Toyota Tundra

While we’d love to see Toyota add the plug-in hybrid RAV4 Prime, the reality is the addition of the Tundra would fill the biggest hole in Toyota’s range - both metaphorically and literally.

As we’ve seen with the Ram 1500 and Chevrolet Silverado 1500, there is a growing appetite for these huge American ‘pick-ups’ in Australia. 

Toyota Australia has long maintained an interest in the Tundra, but no solution has been found to date to get it into the local range. It would make a nice addition to the line-up, sitting above the HiLux to appeal to those who want the biggest toy in the playground.

Mazda CX-30 Turbo

Warmed-up SUVs are becoming increasingly popular as more and more buyers switch from hatchbacks to crossovers. Volkswagen offers the T-Roc 140TSI and will add a red-hot T-Roc R in 2022, but Mazda could have its own hot high-rider, the CX-30 Turbo.

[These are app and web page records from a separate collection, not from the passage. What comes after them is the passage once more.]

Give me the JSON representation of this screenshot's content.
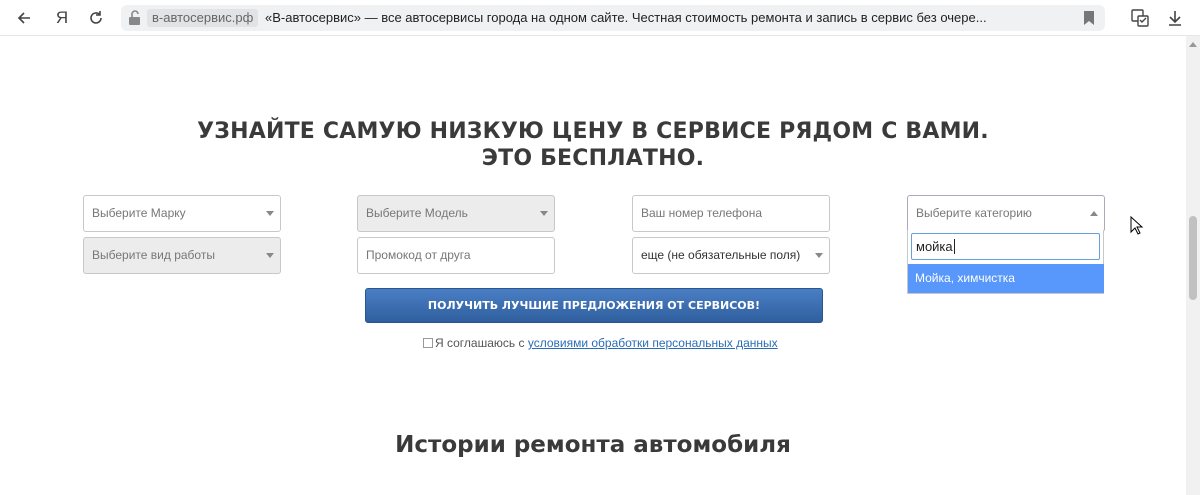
{
  "browser": {
    "domain": "в-автосервис.рф",
    "title": "«В-автосервис» — все автосервисы города на одном сайте. Честная стоимость ремонта и запись в сервис без очере...",
    "icons": [
      "back-arrow-icon",
      "yandex-logo-icon",
      "reload-icon",
      "lock-icon",
      "bookmark-icon",
      "translate-icon",
      "download-icon"
    ],
    "yandex_glyph": "Я"
  },
  "hero": {
    "line1": "УЗНАЙТЕ САМУЮ НИЗКУЮ ЦЕНУ В СЕРВИСЕ РЯДОМ С ВАМИ.",
    "line2": "ЭТО БЕСПЛАТНО."
  },
  "form": {
    "brand_placeholder": "Выберите Марку",
    "model_placeholder": "Выберите Модель",
    "phone_placeholder": "Ваш номер телефона",
    "category_placeholder": "Выберите категорию",
    "work_placeholder": "Выберите вид работы",
    "promo_placeholder": "Промокод от друга",
    "more_value": "еще (не обязательные поля)",
    "category_search_value": "мойка",
    "category_option": "Мойка, химчистка",
    "submit_label": "ПОЛУЧИТЬ ЛУЧШИЕ ПРЕДЛОЖЕНИЯ ОТ СЕРВИСОВ!",
    "agree_text": "Я соглашаюсь с ",
    "agree_link": "условиями обработки персональных данных"
  },
  "section": {
    "title": "Истории ремонта автомобиля"
  },
  "colors": {
    "accent": "#2f5f9e",
    "highlight": "#5897fb",
    "link": "#2a6db5"
  }
}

Powered by the same 2.5-litre four-cylinder turbo petrol engine found in the bigger CX-5 and CX-9, it makes a punchy 186kW/434Nm and has all-wheel drive, which would make the smaller CX-30 a pocket rocket.

While Mazda Australia has expressed its interest in the model, currently it’s only built for left-hand drive markets, so it’s unobtainable for now.

But as Mazda Australia has demonstrated in the past, most notably with the ‘Japanese-only’ CX-8, it has sway with head office.

And if we were being greedy, we’d also love to see Mazda Australia add the Mazda3 Turbo to the line-up to give that range a clear hero.

Hyundai Tucson Hybrid

The Toyota RAV4 has demonstrated that Australians are willing to make the switch to hybrid power in the right vehicle. Which makes Hyundai Australia’s lack of hybrid models all the more surprising, especially the all-new, more-upmarket Tucson.

While the South Korean brand has all-but-confirmed the arrival of the Santa Fe Hybrid in the second half of 2021, the news for the Tucson looks less promising.

That’s because unlike the regular right-hand drive-Tucson range that’s built in South Korea, the Tucson Hybrid gets bolted together in the Czech Republic, which makes the numbers hard to stack up.

Which is a shame, because with the Tucson making a push towards a more ‘semi-premium’ market, having a hybrid to compete against the RAV4 would not only help Hyundai’s image, but also give local buyers more choice.

Ford Bronco

In a mystery almost as baffling as the Bermuda Triangle, Ford managed to use the right-hand-drive-capable (and Australian-developed) Ranger T6 platform and turn it into the left-hand-drive-only Bronco.

If there was any Blue Oval model likely to give the Ranger a helping hand in the sales race, it’s the adventurous Bronco.

While perhaps lacking the same name recognition as the Mustang, the more practical nature of the Bronco SUV would (in our mind’s at least) have made the Bronco a popular addition to the local line-up.

While we concede the rugged off-roader market is small and the Jeep Wrangler is hardly a best-seller, it’s hard to believe that Ford couldn’t have made a go of the Bronco Down Under given our love of rugged vehicles, including its twin-under-the-skin Ranger.

Kia Telluride

Not only is it the best car Kia makes, it was literally the best in the world - winning the 2020 World Car of the Year award - but that hasn’t helped Kia Australia get the Telluride.

The Kia version of the new Hyundai Palisade, it would give the brand a much-needed competitor to the popular Toyota Prado, with its sizeable cabin accommodating up to eight people.

Unfortunately, while the Palisade is made in South Korea and can be built in right-hand drive, the Telluride is strictly a made-in-the-USA proposition, so is left-hooker only.

Which is a shame not only for Kia, as demand for SUVs shows no signs of wavering, but also local buyers who want a big, practical SUV for large families.